Now that the days are getting shorter, the weeds should abate in their growing power, so I keep tearing up weedy beds of baby greens and trying again. The process is called stale seedbedding, in which we till the soil shallow, in order to kill the growing weeds but not bring up weed seeds from further below the surface. It’s a standard way to control weeds on organic farms and it used to work well on our farm.
I will point out though, that, in spite of a reduction in variety this season, we have been more than making up for the losses though the tremendous yields of other crops. My preference is to give you a lot of some crops than a small amount of more crops. Your farm has been generating an astounding abundance of food this year, just not as varied as usual.
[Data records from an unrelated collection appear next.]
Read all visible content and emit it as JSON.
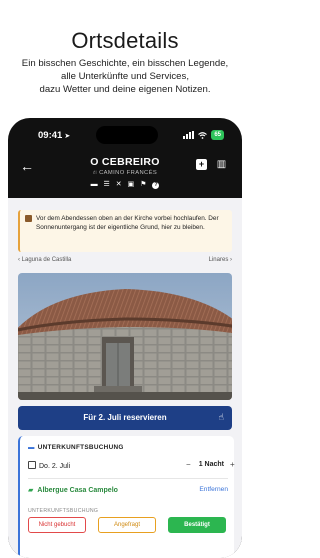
{
  "promo": {
    "title": "Ortsdetails",
    "subtitle_lines": [
      "Ein bisschen Geschichte, ein bisschen Legende,",
      "alle Unterkünfte und Services,",
      "dazu Wetter und deine eigenen Notizen."
    ]
  },
  "status_bar": {
    "time": "09:41",
    "battery": "65"
  },
  "header": {
    "title": "O CEBREIRO",
    "route": "CAMINO FRANCÉS",
    "amenity_icons": [
      "bed-icon",
      "bunk-bed-icon",
      "restaurant-icon",
      "shop-icon",
      "bar-icon",
      "help-icon"
    ]
  },
  "note": {
    "text": "Vor dem Abendessen oben an der Kirche vorbei hochlaufen. Der Sonnenuntergang ist der eigentliche Grund, hier zu bleiben."
  },
  "nav": {
    "prev": "Laguna de Castilla",
    "next": "Linares"
  },
  "reserve_button": {
    "label": "Für 2. Juli reservieren"
  },
  "booking": {
    "heading": "UNTERKUNFTSBUCHUNG",
    "date": "Do. 2. Juli",
    "nights": "1 Nacht",
    "accommodation": "Albergue Casa Campelo",
    "remove_label": "Entfernen",
    "status_heading": "UNTERKUNFTSBUCHUNG",
    "statuses": [
      "Nicht gebucht",
      "Angefragt",
      "Bestätigt"
    ],
    "selected_status": "Bestätigt"
  },
  "colors": {
    "primary": "#1e3f86",
    "accent_blue": "#3b74d9",
    "confirmed_green": "#2cb650",
    "not_booked_red": "#e24a4a",
    "requested_orange": "#e8a020",
    "note_bg": "#fdf6e7"
  }
}
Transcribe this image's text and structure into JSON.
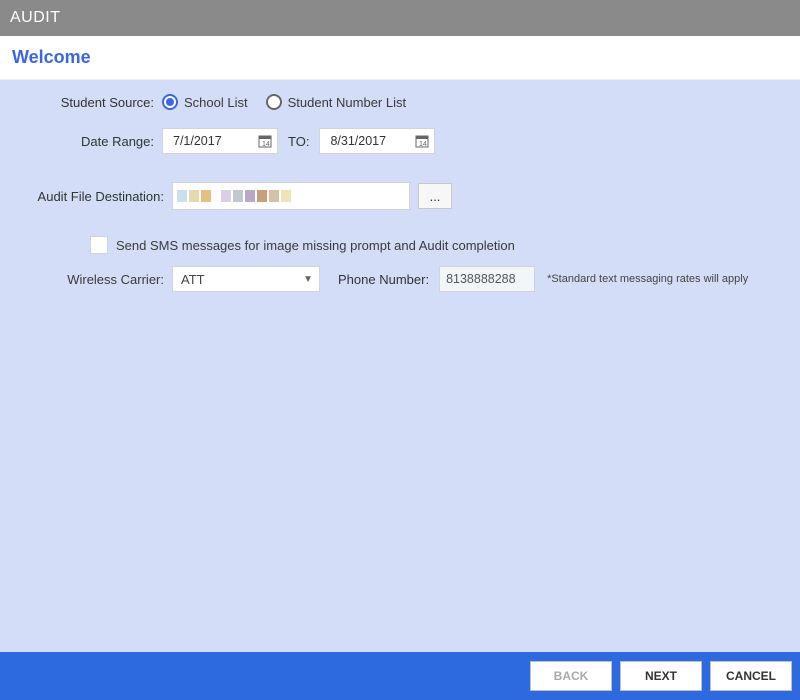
{
  "window": {
    "title": "AUDIT"
  },
  "header": {
    "title": "Welcome"
  },
  "form": {
    "student_source": {
      "label": "Student Source:",
      "option_school": "School List",
      "option_numbers": "Student Number List",
      "selected": "school"
    },
    "date_range": {
      "label": "Date Range:",
      "from": "7/1/2017",
      "to_label": "TO:",
      "to": "8/31/2017"
    },
    "destination": {
      "label": "Audit File Destination:",
      "browse": "..."
    },
    "sms": {
      "checkbox_label": "Send SMS messages for image missing prompt and Audit completion",
      "carrier_label": "Wireless Carrier:",
      "carrier_value": "ATT",
      "phone_label": "Phone Number:",
      "phone_value": "8138888288",
      "disclaimer": "*Standard text messaging rates will apply"
    }
  },
  "footer": {
    "back": "BACK",
    "next": "NEXT",
    "cancel": "CANCEL"
  }
}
Back to the weeds: I estimate that we are devoting ten times more labor to weeding this year than we devoted to our average weeding effort over the past 20 years. The soil chemistry or biology changed with the flooding, and we have been confronting the impacts of past weather in the form of weeds day after day this year. Some people like to say “live in the moment; the past is the past.” For weeds on our farm, the past is the present.
We have finally installed our overhead irrigation system. We normally install it in June, but this year, the rains have been timely enough so we did not need it until now. For the next several weeks—late July and August—it is not provident to rely on timely rains.
Weather and Wealth
We modern humans have an impulse to monetize—monetize good will, monetize a brand, monetize social life, monetize hospitality, health, farmland, entertainment, and religion. Even life itself today is often monetized: an internet search just suggested that one human life is worth about US$10 million.
Although I am reluctant to do so, I do notice that timely rains and timely sunshine are something like capital, providing for more bountiful crops.
Rudolf Steiner suggested organizing society more or less into three categories, one of which is economic life; the other two are the cultural and the rights life. Unfortunately, the economic life dominates the cultural and rights life today; hence, I can see rain as money. But then, food is at the basis of life, so maybe the way to see rain is as sustenance or survival or life itself. However we view it, weather is still the source of life.
The Stealth of Wealth
It’s hard to not monetize a tractor repair. Our main tractor blew a head gasket last week and probably needs a new head. The whole repair will probably cost $10,000 to $12,000. (Just in case you wonder, a new replacement John Deere tractor the size of ours is about $225,000 today. Try to run a farm and to not monetize the cost of a tractor.)
In the meantime, we are leasing a replacement tractor, because the farm work has to be done, always, no matter what.
Shareholders Weigh In
Shareholders have been posting comments here on our blog like never before, especially on the topic of share customization. Please weigh in yourself if you are inclined.